── Dataset excerpts ──
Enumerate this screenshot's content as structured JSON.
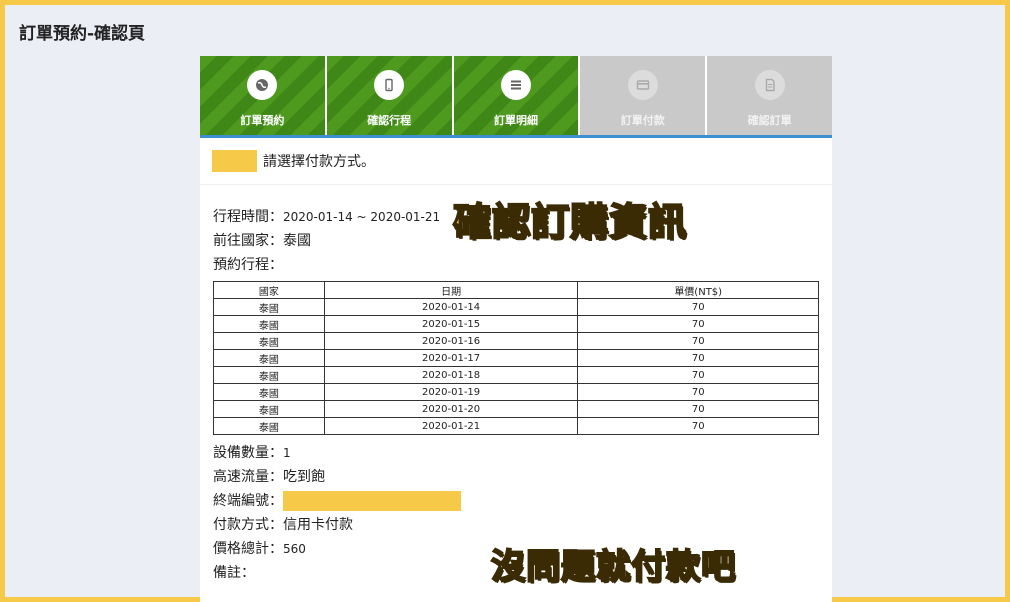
{
  "page_title": "訂單預約-確認頁",
  "steps": [
    {
      "label": "訂單預約",
      "icon": "globe-icon",
      "state": "active"
    },
    {
      "label": "確認行程",
      "icon": "phone-icon",
      "state": "active"
    },
    {
      "label": "訂單明細",
      "icon": "list-icon",
      "state": "active"
    },
    {
      "label": "訂單付款",
      "icon": "card-icon",
      "state": "inactive"
    },
    {
      "label": "確認訂單",
      "icon": "document-icon",
      "state": "inactive"
    }
  ],
  "notice_text": "請選擇付款方式。",
  "trip": {
    "time_label": "行程時間：",
    "time_value": "2020-01-14 ~ 2020-01-21",
    "country_label": "前往國家：",
    "country_value": "泰國",
    "schedule_label": "預約行程："
  },
  "table": {
    "headers": [
      "國家",
      "日期",
      "單價(NT$)"
    ],
    "rows": [
      [
        "泰國",
        "2020-01-14",
        "70"
      ],
      [
        "泰國",
        "2020-01-15",
        "70"
      ],
      [
        "泰國",
        "2020-01-16",
        "70"
      ],
      [
        "泰國",
        "2020-01-17",
        "70"
      ],
      [
        "泰國",
        "2020-01-18",
        "70"
      ],
      [
        "泰國",
        "2020-01-19",
        "70"
      ],
      [
        "泰國",
        "2020-01-20",
        "70"
      ],
      [
        "泰國",
        "2020-01-21",
        "70"
      ]
    ]
  },
  "details": {
    "device_count_label": "設備數量：",
    "device_count_value": "1",
    "traffic_label": "高速流量：",
    "traffic_value": "吃到飽",
    "terminal_label": "終端編號：",
    "payment_label": "付款方式：",
    "payment_value": "信用卡付款",
    "total_label": "價格總計：",
    "total_value": "560",
    "remark_label": "備註："
  },
  "overlays": {
    "confirm_caption": "確認訂購資訊",
    "pay_caption": "沒問題就付款吧"
  },
  "colors": {
    "frame": "#f7c948",
    "active_step": "#4e9a1f",
    "inactive_step": "#c9c9c9",
    "step_underline": "#3d8fd1"
  }
}
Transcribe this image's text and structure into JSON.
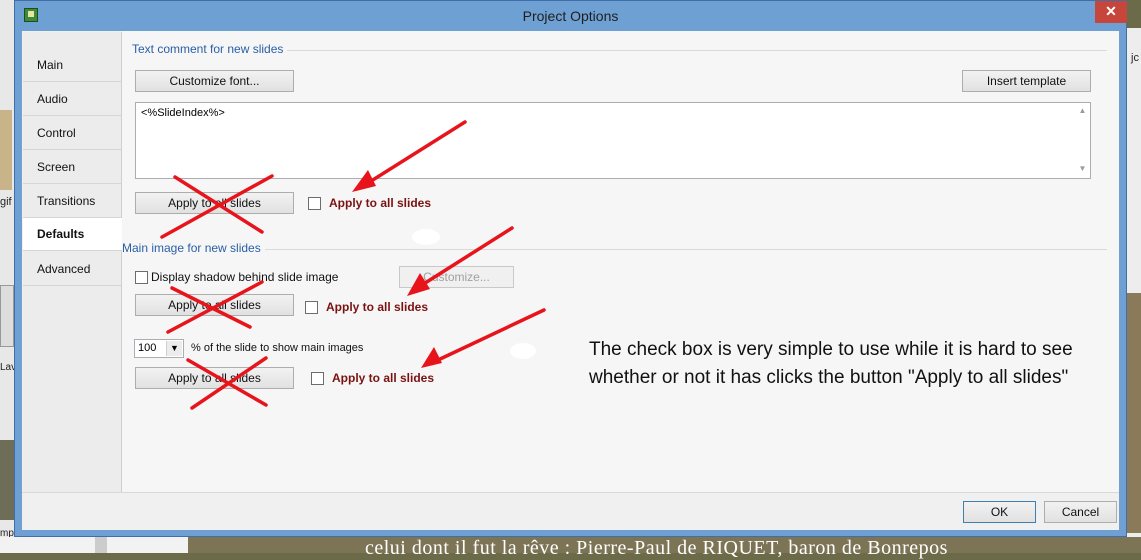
{
  "window": {
    "title": "Project Options",
    "close_glyph": "✕"
  },
  "sidebar": {
    "items": [
      {
        "label": "Main"
      },
      {
        "label": "Audio"
      },
      {
        "label": "Control"
      },
      {
        "label": "Screen"
      },
      {
        "label": "Transitions"
      },
      {
        "label": "Defaults",
        "active": true
      },
      {
        "label": "Advanced"
      }
    ]
  },
  "text_comment": {
    "group_label": "Text comment for new slides",
    "customize_font_button": "Customize font...",
    "insert_template_button": "Insert template",
    "comment_value": "<%SlideIndex%>",
    "apply_button": "Apply to all slides",
    "apply_checkbox_label": "Apply to all slides",
    "apply_checked": false
  },
  "main_image": {
    "group_label": "Main image for new slides",
    "shadow_checkbox_label": "Display shadow behind slide image",
    "shadow_checked": false,
    "customize_button": "Customize...",
    "apply_button_1": "Apply to all slides",
    "apply_checkbox_label_1": "Apply to all slides",
    "apply_checked_1": false,
    "percent_value": "100",
    "percent_label": "% of the slide to show main images",
    "apply_button_2": "Apply to all slides",
    "apply_checkbox_label_2": "Apply to all slides",
    "apply_checked_2": false
  },
  "annotation": {
    "text": "The check box is very simple to use while it is hard to see whether or not it has clicks the button \"Apply to all slides\""
  },
  "footer": {
    "ok_button": "OK",
    "cancel_button": "Cancel"
  },
  "background": {
    "left_text_1": "gif",
    "left_text_2": "Lav",
    "left_text_3": "mp",
    "right_text": "jc",
    "caption": "celui dont il fut la rêve : Pierre-Paul de RIQUET, baron de Bonrepos"
  },
  "colors": {
    "titlebar": "#6ea0d4",
    "close_button": "#c7463b",
    "group_label": "#2a5ea6",
    "apply_label": "#7a1212",
    "annotation_arrow": "#e8141c"
  }
}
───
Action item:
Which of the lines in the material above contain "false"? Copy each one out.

Expected output:
    "apply_checked": false
    "shadow_checked": false,
    "apply_checked_1": false,
    "apply_checked_2": false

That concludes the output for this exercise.